The move marks the first time in several years where the entry of Palestinians into Israel is fully prevented during a period that is not a Jewish holiday.
Tense day (Photo: Reuters)
The IDF said that despite the closure, the entry of Palestinians will be allowed in humanitarian and medical cases, as well as other exceptional circumstances, in light with Civil Administration approval. Meanwhile, the transfer of goods will continue normally.
During the closure, about 1,000 church employees, 550 teachers, 50 Waqf employees, and another 100 religious officials will be allowed to enter east Jerusalem despite the restrictive measures.
An Israeli motorist was hurt by Palestinian attackers Saturday, while several Palestinians were reportedly injured during clashes with security forces across the West Bank and Jerusalem.
The Israeli motorist sustained light wounds after his vehicle was hit by a Molotov cocktail Saturday night on Highway 443.
The man's son, who was also in the car, was not harmed in the attack. Border Guard police officers dispatched to the scene scoured the area for suspects.
Meir Ohayon, an eyewitness to the attack, told Ynet: "We saw an object being thrown. When it hit the car, there was a flash of fire."
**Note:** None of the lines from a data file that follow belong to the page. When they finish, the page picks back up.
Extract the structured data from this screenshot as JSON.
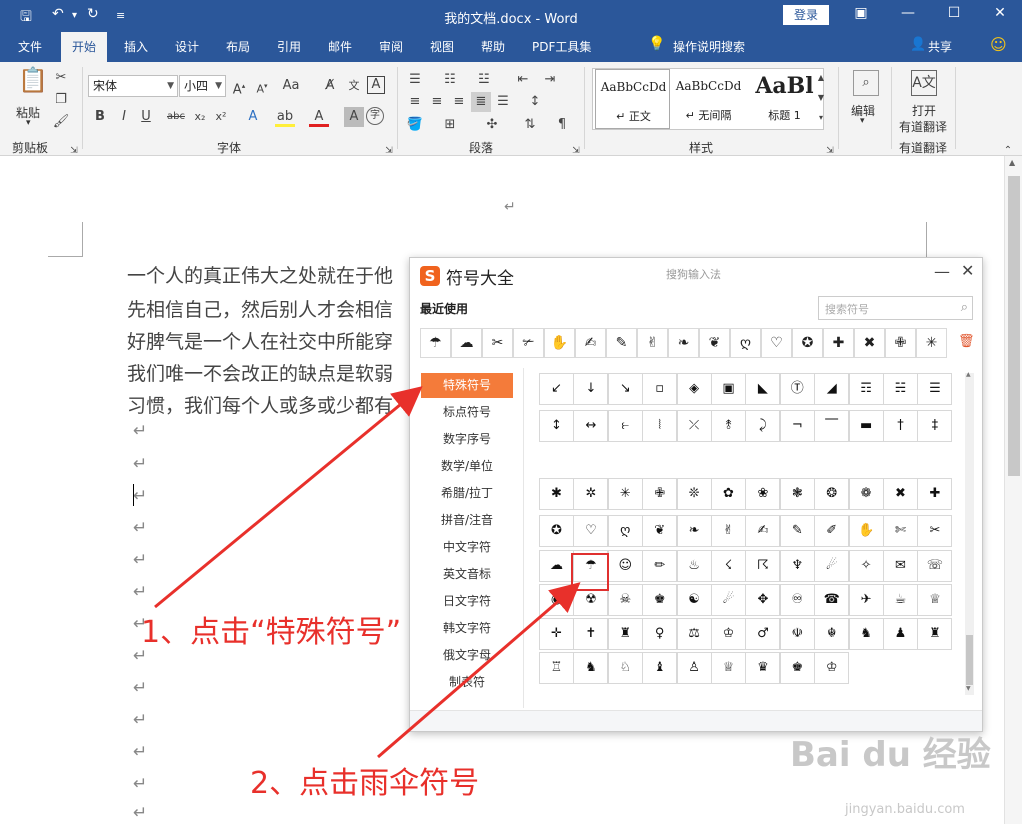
{
  "window": {
    "title": "我的文档.docx  -  Word",
    "login_label": "登录",
    "controls": [
      "▣",
      "—",
      "☐",
      "✕"
    ]
  },
  "quick_access": {
    "save_icon": "save-icon",
    "undo_icon": "undo-icon",
    "redo_icon": "redo-icon"
  },
  "tabs": [
    "文件",
    "开始",
    "插入",
    "设计",
    "布局",
    "引用",
    "邮件",
    "审阅",
    "视图",
    "帮助",
    "PDF工具集"
  ],
  "active_tab": "开始",
  "tell_me": "操作说明搜索",
  "share_label": "共享",
  "ribbon": {
    "clipboard": {
      "paste_label": "粘贴",
      "group_label": "剪贴板"
    },
    "font": {
      "font_name": "宋体",
      "font_size": "小四",
      "group_label": "字体"
    },
    "paragraph": {
      "group_label": "段落"
    },
    "styles": {
      "items": [
        {
          "sample": "AaBbCcDd",
          "name": "↵ 正文"
        },
        {
          "sample": "AaBbCcDd",
          "name": "↵ 无间隔"
        },
        {
          "sample": "AaBl",
          "name": "标题 1"
        }
      ],
      "group_label": "样式"
    },
    "editing": {
      "label": "编辑"
    },
    "translate": {
      "line1": "打开",
      "line2": "有道翻译",
      "group_label": "有道翻译"
    }
  },
  "document": {
    "paragraphs": [
      "一个人的真正伟大之处就在于他",
      "先相信自己，然后别人才会相信",
      "好脾气是一个人在社交中所能穿",
      "我们唯一不会改正的缺点是软弱",
      "习惯，我们每个人或多或少都有"
    ],
    "para_mark": "↵"
  },
  "dialog": {
    "logo": "S",
    "title": "符号大全",
    "ime_name": "搜狗输入法",
    "recent_title": "最近使用",
    "search_placeholder": "搜索符号",
    "recent_symbols": [
      "☂",
      "☁",
      "✂",
      "✃",
      "✋",
      "✍",
      "✎",
      "✌",
      "❧",
      "❦",
      "ღ",
      "♡",
      "✪",
      "✚",
      "✖",
      "✙",
      "✳"
    ],
    "categories": [
      "特殊符号",
      "标点符号",
      "数字序号",
      "数学/单位",
      "希腊/拉丁",
      "拼音/注音",
      "中文字符",
      "英文音标",
      "日文字符",
      "韩文字符",
      "俄文字母",
      "制表符"
    ],
    "active_category": "特殊符号",
    "grid_rows": [
      [
        "↙",
        "↓",
        "↘",
        "▫",
        "◈",
        "▣",
        "◣",
        "Ⓣ",
        "◢",
        "☶",
        "☵",
        "☰"
      ],
      [
        "↕",
        "↔",
        "⥼",
        "⦚",
        "⤫",
        "⥉",
        "⤸",
        "¬",
        "⎺",
        "▬",
        "†",
        "‡"
      ],
      [
        "✱",
        "✲",
        "✳",
        "✙",
        "❊",
        "✿",
        "❀",
        "❃",
        "❂",
        "❁",
        "✖",
        "✚"
      ],
      [
        "✪",
        "♡",
        "ღ",
        "❦",
        "❧",
        "✌",
        "✍",
        "✎",
        "✐",
        "✋",
        "✄",
        "✂"
      ],
      [
        "☁",
        "☂",
        "☺",
        "✏",
        "♨",
        "☇",
        "☈",
        "♆",
        "☄",
        "✧",
        "✉",
        "☏"
      ],
      [
        "◉",
        "☢",
        "☠",
        "♚",
        "☯",
        "☄",
        "✥",
        "♾",
        "☎",
        "✈",
        "☕",
        "♕"
      ],
      [
        "✛",
        "✝",
        "♜",
        "♀",
        "⚖",
        "♔",
        "♂",
        "☫",
        "☬",
        "♞",
        "♟",
        "♜"
      ],
      [
        "♖",
        "♞",
        "♘",
        "♝",
        "♙",
        "♕",
        "♛",
        "♚",
        "♔"
      ]
    ]
  },
  "annotations": {
    "step1": "1、点击“特殊符号”",
    "step2": "2、点击雨伞符号",
    "color": "#e8302b"
  },
  "watermark": {
    "brand": "Bai du 经验",
    "url": "jingyan.baidu.com"
  }
}
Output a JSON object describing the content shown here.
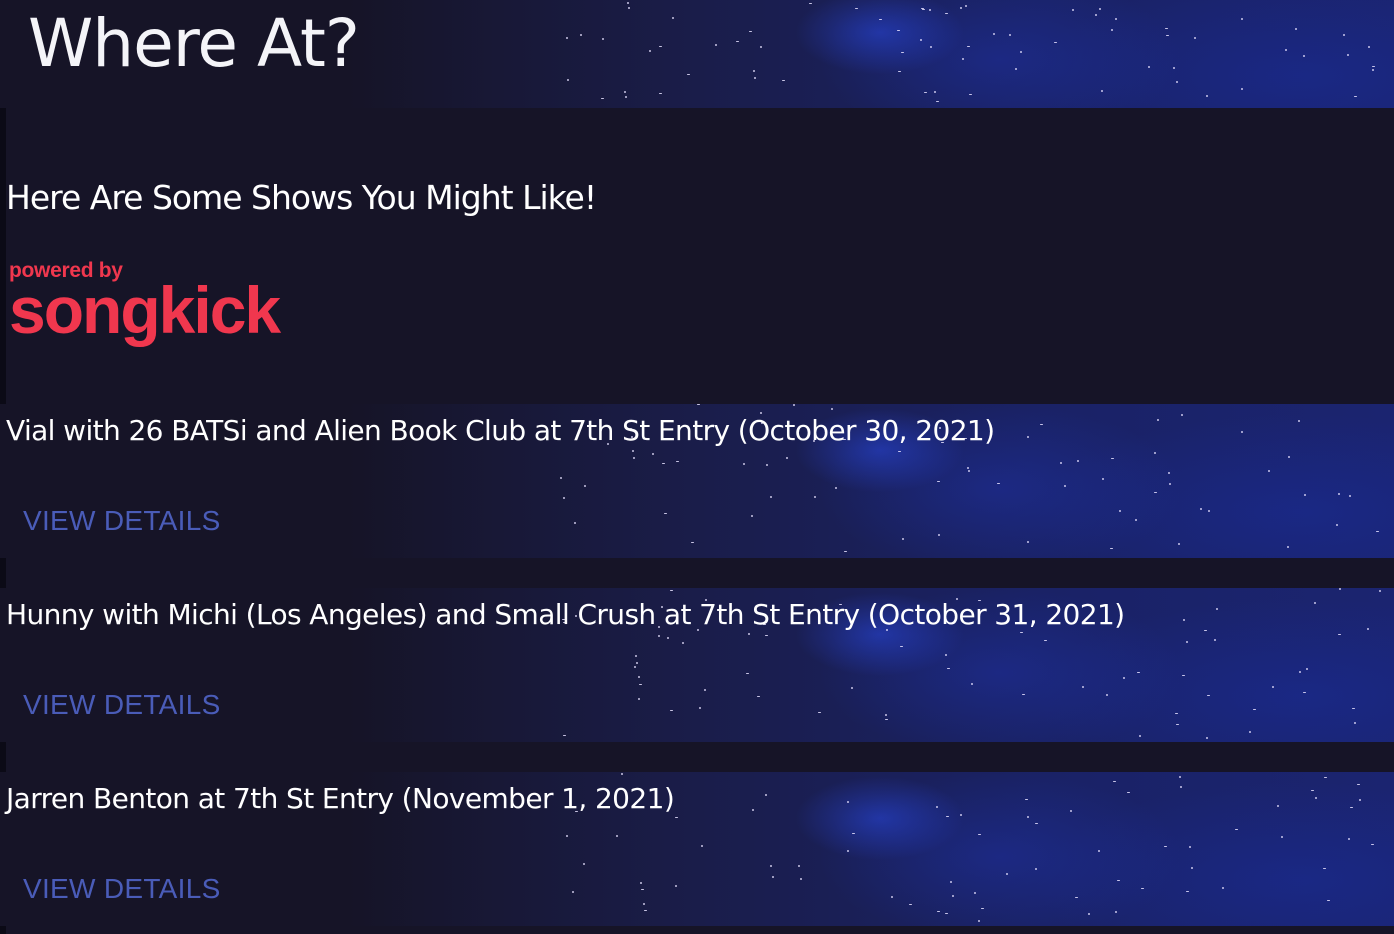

An earlier incident took place at the Kalandia checkpoint north of Jerusalem, where the Union of Palestinian Working Women's Committees – affiliated with the Democratic Front for the Liberation of Palestine (DFLP) – held a procession to mark International Women's Day.
During the rally, some 50 men and women attempted to breach the checkpoint while hurling stones and throwing Molotov cocktails at Israeli troops.
IDF forces clashed with the demonstrators and employed crowd dispersal means. According to the Palestinians, soldiers attacked a group of women and six of them suffered minor injuries. Following the incident, two Palestinians were arrested and the checkpoint was shut down for four hours.
In a separate incident in the village of Beit Omar, some 60 rioters, including a group of Israeli citizens, blocked a main traffic intersection and hurled stones at security forces to protest the security fence's construction.
Several protestors confronted the soldiers and the area was declared a closed military zone. A group of demonstrators was hurt by tear gas and rubber bullets, while four protestors were detained and handed over to police for questioning. Two of the four are Palestinian journalists, who were released after several hours.
In a third incident, residents from Kfar Burin, southwest of Nablus, claimed IDF soldiers arrived at the village to remove settlers who were assaulting the locals. Palestinians hurled stones at the soldiers, who responded with crowd dispersal means. Six people were injured in that clash.
Riots in JerusalemMeanwhile, tensions remained high in the capital as Arabs rioted near the Old City's Damascus Gate. Jerusalem District Police Commander, Aharon Franco, said entry to Temple Mount Sunday will continue to be restricted to Muslim worshippers with Israeli ID cards above the age of 50. Women of all ages will also be permitted to enter the complex.
The decision was based on police intelligence received on a group of Arab youths planning to enter Temple Mount and causing disturbances. Accordingly, the Jerusalem District Police and Border Guard will deploy in force around the Temple Mount complex and the alleys of Jerusalem's Old City.
Elsewhere, a Qassam rocket fired from the Gaza Strip landed in an open area in the Eshkol regional council in southern Israel. No injuries or damages were reported in the attack.
Ali Waked, Hanan Greenberg, Shmulik Grossman and Ilana Curiel contributed to this report